The “counting down the no’s theory” of perserverance
Much has been written about the power or usefulness of just asking for something. After all, the worst that can happen is we get a “no” for an answer.
Sound financial reasons for asking can be for a raise, better terms, reduction in interest rates, reduction in prices and even asking for the love of our live’s hand in marriage.
What about “just asking” from the point of perseverance?
We all know that “perseverance” is a solid asset, as Abundance and Happiness has so eloquently explained. However it is not an easy trait to develop, much less follow.
The best way I have had the manner of developing perserverance explained was by my friend Bala when we were in the Thai island of Koh Samui many years ago.
We were much younger and still single then. The island was a favourite of backpackers and we met a number of young people from all over the world, ladies as well as guys. During one of our “philosophizing” about saving the world and all that, the talk somehow turned to asking girls for a date.
Bala laid forth his theory. He said, all we had to do was to count down the “no’s”. Ask this girl, she says no, move on to another lady, she says no, move on and on, until someone says yes. Though the law of probability says that our chances should be 50%, in reality it is a lot less. But it will eventually happen, if only we keep asking enough times.
I have remembered Bala’s theory ever since.
Frank Bettger wrote about this in his “How I raised myself from failure to success in selling”. He noted each and every sales call he made, even though no sales were done. When, say, his 21st call resulted in some sales, he would divide the 21st call’s sales by 21 and get a figure, say $10. His self motivation to continue making sales calls was that for every call, he was making $10, irrespective of whether the call resulted in a sale or not.
He then found that as he continued and time passed, his $ per call became higher and higher.
(Though the book may be written some time ago, I have serious respect for this book.)
The need for us to have perserverance and determination is important. It is so easy to feel demotivated once we hit our first wall. The difference between success and failure often lies in our getting up and continuing.
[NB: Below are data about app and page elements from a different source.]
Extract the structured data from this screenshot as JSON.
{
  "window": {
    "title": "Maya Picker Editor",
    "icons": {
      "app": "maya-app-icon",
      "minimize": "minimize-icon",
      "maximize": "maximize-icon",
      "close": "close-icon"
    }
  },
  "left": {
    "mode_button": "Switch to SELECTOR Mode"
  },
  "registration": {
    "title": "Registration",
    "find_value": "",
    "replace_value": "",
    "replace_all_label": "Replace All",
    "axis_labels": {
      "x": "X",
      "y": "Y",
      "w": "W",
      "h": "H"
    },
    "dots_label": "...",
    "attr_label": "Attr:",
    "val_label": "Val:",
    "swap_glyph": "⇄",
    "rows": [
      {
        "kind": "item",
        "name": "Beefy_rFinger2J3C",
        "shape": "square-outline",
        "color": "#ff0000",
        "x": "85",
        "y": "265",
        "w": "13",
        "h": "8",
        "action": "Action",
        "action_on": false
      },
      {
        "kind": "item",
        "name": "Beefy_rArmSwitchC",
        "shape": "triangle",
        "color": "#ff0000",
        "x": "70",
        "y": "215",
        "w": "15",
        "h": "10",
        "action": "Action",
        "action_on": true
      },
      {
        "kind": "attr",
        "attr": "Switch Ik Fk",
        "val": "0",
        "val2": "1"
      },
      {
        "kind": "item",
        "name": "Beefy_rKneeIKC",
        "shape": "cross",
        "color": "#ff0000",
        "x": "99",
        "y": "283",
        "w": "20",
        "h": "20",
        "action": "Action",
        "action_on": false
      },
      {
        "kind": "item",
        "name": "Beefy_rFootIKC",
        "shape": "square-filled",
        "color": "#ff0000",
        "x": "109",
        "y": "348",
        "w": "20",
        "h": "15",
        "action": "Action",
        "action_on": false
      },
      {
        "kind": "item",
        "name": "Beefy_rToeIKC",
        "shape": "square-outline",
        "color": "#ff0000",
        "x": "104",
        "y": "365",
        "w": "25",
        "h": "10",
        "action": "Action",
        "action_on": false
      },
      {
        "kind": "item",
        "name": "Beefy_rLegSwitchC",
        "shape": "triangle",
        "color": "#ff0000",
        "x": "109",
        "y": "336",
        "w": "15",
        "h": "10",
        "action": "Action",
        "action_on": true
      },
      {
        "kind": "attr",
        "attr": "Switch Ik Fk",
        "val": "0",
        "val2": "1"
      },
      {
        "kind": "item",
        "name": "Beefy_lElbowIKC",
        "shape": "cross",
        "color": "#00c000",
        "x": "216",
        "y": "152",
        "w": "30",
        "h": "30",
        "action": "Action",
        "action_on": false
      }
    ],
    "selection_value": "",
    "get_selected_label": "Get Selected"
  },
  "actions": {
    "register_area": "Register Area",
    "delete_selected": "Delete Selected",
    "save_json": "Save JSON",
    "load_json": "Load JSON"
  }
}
I hope my children understand Bala’s theory of counting down the “no’s”, remind themselves of this theory whenever they feel demotivated and then continue their struggle.
In seeking betterment in our careers, in generating more sales and in getting better deals for ourselves.
“Consider the postage stamp, my son. It secures success through its ability to stick to one thing till it gets there.” Billings, Josh American humorist (1818–1885)